### [Exercise]
Pull each line holding "BNTClone" out of the entries below.

Collected data entries
────────

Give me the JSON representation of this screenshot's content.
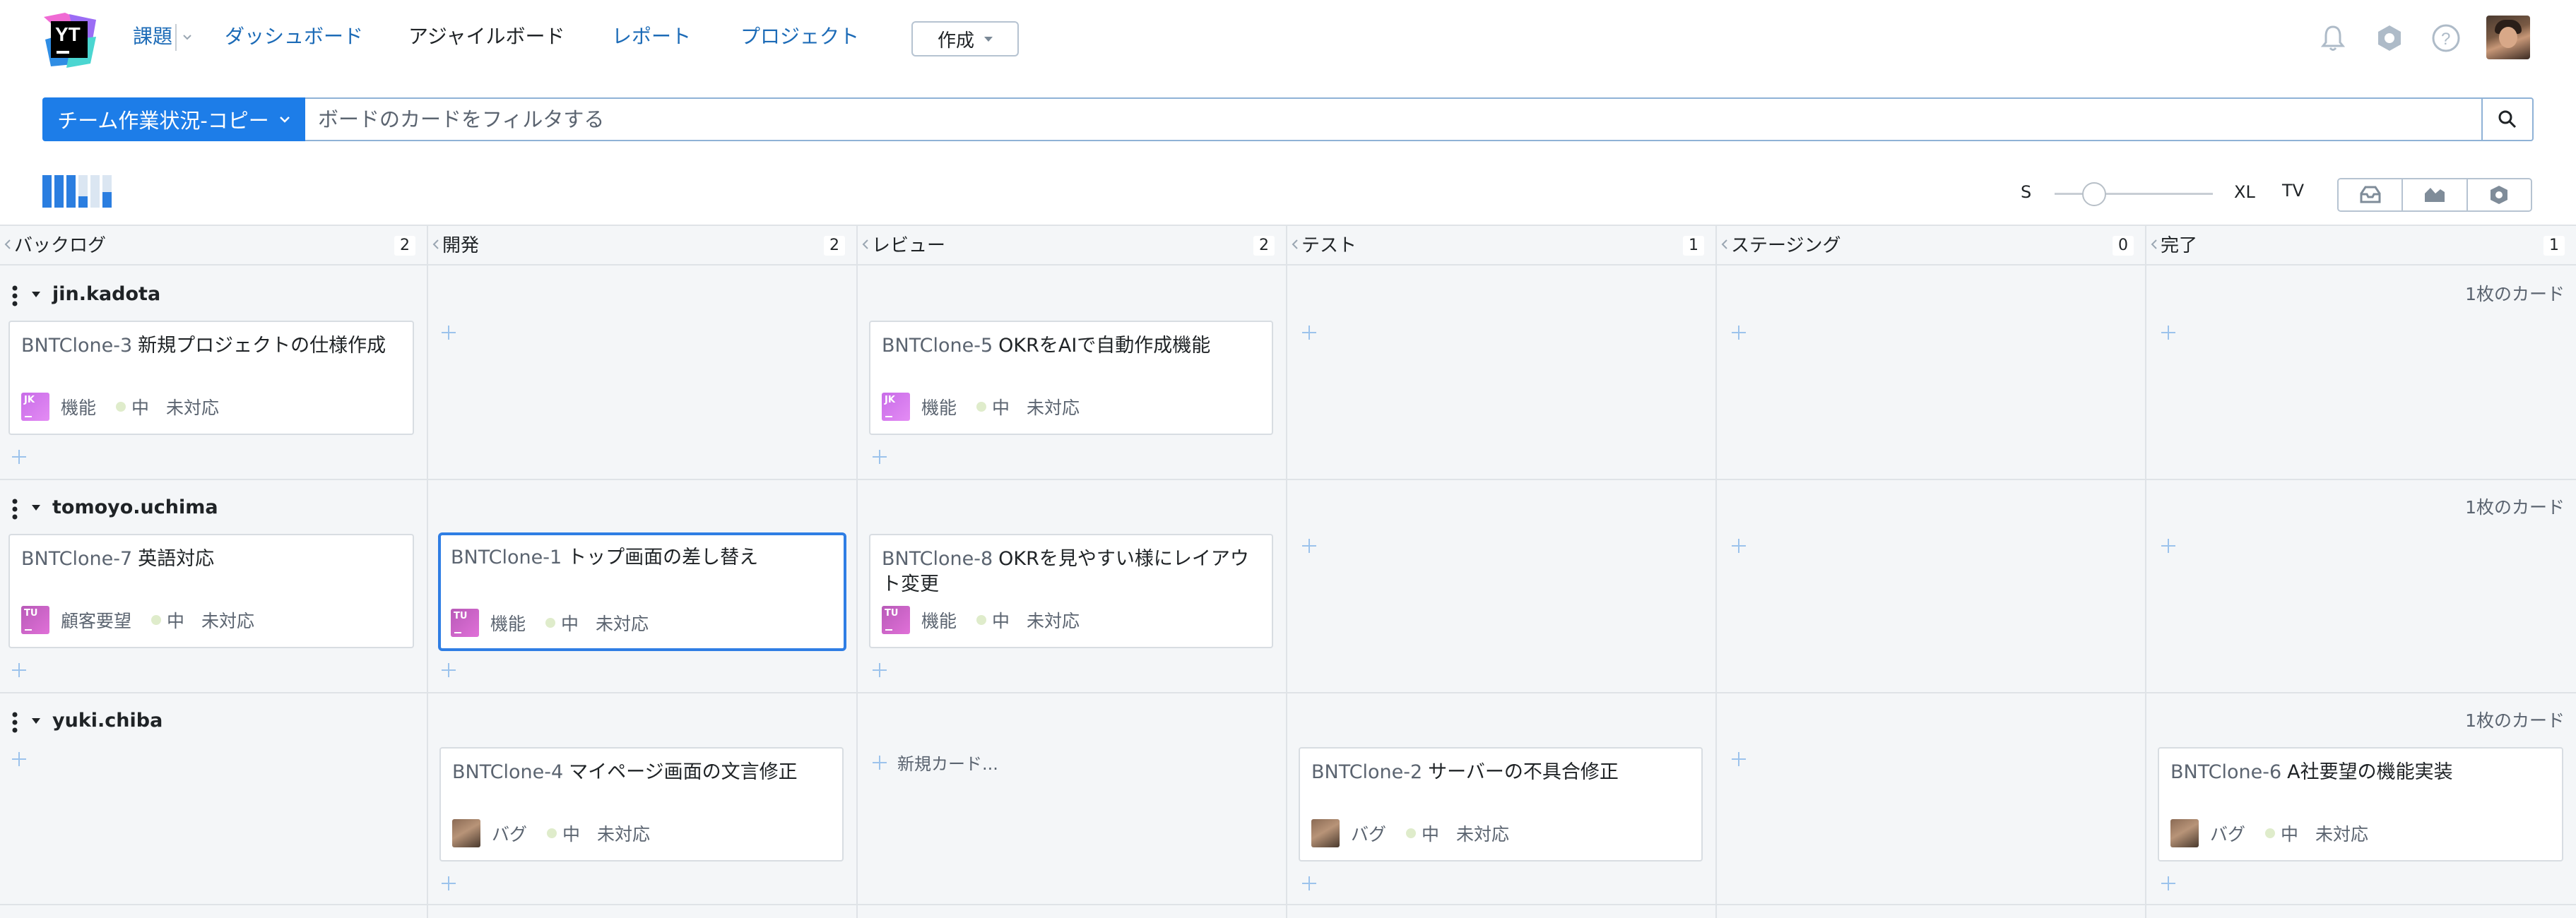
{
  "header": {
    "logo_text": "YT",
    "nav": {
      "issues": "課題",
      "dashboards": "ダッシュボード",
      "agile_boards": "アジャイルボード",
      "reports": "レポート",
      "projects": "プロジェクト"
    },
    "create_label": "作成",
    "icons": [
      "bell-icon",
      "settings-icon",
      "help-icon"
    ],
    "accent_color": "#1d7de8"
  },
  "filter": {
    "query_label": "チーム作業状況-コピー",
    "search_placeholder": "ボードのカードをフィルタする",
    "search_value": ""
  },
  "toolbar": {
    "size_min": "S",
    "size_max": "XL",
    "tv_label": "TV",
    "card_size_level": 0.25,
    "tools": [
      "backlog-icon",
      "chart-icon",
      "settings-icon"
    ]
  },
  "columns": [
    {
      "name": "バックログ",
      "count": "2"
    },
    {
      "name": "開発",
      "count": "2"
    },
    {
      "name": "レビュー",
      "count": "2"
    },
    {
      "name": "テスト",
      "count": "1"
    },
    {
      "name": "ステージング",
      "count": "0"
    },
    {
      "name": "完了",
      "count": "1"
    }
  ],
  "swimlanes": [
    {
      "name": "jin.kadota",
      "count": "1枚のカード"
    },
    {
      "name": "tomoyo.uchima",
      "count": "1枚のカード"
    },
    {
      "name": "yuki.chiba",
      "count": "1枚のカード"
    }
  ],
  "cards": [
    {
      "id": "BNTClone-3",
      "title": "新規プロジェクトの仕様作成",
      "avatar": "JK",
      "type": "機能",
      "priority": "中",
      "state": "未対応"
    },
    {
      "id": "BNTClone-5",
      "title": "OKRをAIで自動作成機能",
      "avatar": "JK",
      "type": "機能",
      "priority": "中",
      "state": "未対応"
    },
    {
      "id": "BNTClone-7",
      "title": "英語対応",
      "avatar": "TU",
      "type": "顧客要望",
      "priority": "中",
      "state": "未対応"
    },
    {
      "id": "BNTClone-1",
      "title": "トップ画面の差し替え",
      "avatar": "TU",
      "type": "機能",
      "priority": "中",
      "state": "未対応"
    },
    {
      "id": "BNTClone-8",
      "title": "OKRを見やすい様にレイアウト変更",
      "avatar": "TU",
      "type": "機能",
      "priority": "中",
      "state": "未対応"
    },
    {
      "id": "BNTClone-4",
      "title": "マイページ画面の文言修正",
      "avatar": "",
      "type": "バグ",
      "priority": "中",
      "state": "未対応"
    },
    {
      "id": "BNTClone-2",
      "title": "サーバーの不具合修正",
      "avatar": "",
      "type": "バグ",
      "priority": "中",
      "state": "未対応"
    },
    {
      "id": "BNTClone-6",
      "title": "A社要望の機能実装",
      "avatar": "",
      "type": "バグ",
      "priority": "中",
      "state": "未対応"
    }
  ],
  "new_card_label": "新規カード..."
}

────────

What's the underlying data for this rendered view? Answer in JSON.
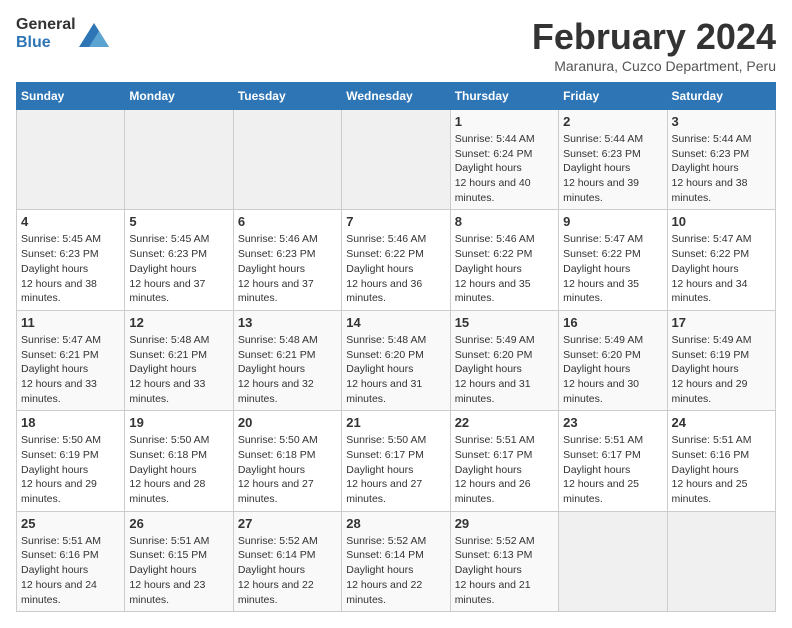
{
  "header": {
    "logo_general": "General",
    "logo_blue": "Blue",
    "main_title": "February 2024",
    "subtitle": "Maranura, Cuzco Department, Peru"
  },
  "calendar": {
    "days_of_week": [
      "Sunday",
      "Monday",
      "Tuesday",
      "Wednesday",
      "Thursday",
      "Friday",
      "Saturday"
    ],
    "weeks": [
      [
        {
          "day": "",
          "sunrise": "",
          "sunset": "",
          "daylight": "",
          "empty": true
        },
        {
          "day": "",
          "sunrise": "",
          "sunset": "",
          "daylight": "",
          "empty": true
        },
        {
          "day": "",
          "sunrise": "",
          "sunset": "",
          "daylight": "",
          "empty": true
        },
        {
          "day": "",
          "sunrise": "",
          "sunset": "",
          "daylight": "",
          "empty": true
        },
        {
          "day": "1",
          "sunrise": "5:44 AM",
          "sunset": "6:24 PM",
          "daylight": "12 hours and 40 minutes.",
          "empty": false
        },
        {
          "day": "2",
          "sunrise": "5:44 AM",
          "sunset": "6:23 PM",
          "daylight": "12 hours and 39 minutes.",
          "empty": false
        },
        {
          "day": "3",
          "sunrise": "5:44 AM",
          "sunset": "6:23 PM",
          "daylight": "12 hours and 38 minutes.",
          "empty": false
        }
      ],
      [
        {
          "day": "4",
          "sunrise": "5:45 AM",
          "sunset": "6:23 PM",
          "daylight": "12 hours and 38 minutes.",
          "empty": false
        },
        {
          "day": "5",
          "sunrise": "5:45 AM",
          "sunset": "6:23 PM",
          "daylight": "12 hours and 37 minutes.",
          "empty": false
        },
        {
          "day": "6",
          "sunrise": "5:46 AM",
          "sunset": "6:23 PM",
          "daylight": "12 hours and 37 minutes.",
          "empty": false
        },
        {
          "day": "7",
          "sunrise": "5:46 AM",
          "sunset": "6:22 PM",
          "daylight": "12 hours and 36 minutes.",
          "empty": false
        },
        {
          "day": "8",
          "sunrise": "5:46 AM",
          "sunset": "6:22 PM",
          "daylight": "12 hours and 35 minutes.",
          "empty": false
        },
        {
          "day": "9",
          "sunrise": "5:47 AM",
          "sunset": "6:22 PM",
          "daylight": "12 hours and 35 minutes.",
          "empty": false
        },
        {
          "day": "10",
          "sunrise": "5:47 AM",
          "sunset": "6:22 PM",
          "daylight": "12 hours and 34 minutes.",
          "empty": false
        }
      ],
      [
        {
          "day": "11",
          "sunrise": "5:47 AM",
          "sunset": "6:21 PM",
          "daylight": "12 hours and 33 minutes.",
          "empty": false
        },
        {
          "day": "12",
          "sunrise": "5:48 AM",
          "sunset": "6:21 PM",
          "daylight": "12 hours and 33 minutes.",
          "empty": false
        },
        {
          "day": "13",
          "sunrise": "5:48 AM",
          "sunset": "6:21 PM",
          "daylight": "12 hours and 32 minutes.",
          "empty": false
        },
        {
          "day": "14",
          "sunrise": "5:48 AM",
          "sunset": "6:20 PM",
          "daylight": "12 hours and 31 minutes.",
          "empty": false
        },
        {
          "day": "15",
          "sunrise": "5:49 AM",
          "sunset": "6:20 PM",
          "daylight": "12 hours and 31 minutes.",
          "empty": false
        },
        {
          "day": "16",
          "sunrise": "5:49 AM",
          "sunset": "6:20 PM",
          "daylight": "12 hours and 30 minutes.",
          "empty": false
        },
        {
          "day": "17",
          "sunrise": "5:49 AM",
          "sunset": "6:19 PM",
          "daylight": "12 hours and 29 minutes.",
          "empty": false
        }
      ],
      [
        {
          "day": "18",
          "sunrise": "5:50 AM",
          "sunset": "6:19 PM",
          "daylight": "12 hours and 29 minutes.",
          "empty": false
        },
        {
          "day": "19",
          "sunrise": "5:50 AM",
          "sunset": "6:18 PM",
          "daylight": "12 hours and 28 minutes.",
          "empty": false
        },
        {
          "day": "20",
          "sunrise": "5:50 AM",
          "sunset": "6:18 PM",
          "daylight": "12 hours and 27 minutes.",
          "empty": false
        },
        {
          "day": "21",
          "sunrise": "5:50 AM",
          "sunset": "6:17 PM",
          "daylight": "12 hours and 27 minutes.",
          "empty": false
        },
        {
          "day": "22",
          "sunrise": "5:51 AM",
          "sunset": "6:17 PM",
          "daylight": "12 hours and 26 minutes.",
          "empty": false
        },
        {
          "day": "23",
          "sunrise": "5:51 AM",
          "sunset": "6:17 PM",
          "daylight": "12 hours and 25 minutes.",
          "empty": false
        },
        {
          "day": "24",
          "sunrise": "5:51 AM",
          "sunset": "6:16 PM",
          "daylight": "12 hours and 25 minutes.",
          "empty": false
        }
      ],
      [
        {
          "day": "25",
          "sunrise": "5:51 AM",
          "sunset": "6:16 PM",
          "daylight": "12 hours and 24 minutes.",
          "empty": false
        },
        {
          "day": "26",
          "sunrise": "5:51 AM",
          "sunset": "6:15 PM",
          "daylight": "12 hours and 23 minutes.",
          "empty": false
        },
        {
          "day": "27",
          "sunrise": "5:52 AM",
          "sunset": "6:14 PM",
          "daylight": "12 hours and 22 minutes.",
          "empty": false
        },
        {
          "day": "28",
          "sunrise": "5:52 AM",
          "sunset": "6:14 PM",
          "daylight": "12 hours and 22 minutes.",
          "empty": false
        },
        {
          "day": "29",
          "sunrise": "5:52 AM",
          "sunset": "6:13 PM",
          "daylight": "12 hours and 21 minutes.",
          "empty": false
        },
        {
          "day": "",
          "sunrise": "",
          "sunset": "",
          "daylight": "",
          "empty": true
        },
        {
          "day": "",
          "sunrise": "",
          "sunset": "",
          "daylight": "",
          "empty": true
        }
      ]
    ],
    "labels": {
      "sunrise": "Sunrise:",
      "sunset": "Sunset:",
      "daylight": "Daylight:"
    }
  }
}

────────

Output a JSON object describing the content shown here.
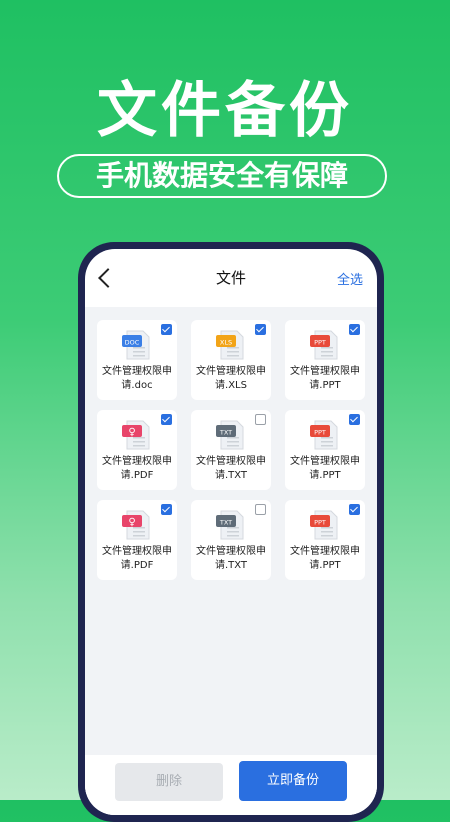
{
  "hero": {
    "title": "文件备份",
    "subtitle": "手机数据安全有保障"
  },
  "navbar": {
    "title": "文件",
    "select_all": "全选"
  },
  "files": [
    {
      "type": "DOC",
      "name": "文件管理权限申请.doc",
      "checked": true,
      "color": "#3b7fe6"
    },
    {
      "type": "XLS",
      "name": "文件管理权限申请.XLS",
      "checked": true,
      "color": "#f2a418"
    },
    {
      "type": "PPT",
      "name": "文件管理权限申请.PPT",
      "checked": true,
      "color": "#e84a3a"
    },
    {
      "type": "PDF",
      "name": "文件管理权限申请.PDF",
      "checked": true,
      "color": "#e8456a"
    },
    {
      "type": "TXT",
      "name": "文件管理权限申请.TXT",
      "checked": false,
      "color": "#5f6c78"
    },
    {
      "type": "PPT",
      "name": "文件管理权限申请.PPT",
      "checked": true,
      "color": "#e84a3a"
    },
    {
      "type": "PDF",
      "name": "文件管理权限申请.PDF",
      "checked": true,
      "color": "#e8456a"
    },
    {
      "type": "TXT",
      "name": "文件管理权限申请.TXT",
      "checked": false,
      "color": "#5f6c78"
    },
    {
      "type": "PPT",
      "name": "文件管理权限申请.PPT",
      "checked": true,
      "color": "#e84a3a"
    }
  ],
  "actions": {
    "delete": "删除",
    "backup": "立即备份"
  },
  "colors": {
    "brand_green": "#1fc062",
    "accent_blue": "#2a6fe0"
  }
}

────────

### [Response]
      "id": "BNTClone-3",
      "id": "BNTClone-5",
      "id": "BNTClone-7",
      "id": "BNTClone-1",
      "id": "BNTClone-8",
      "id": "BNTClone-4",
      "id": "BNTClone-2",
      "id": "BNTClone-6",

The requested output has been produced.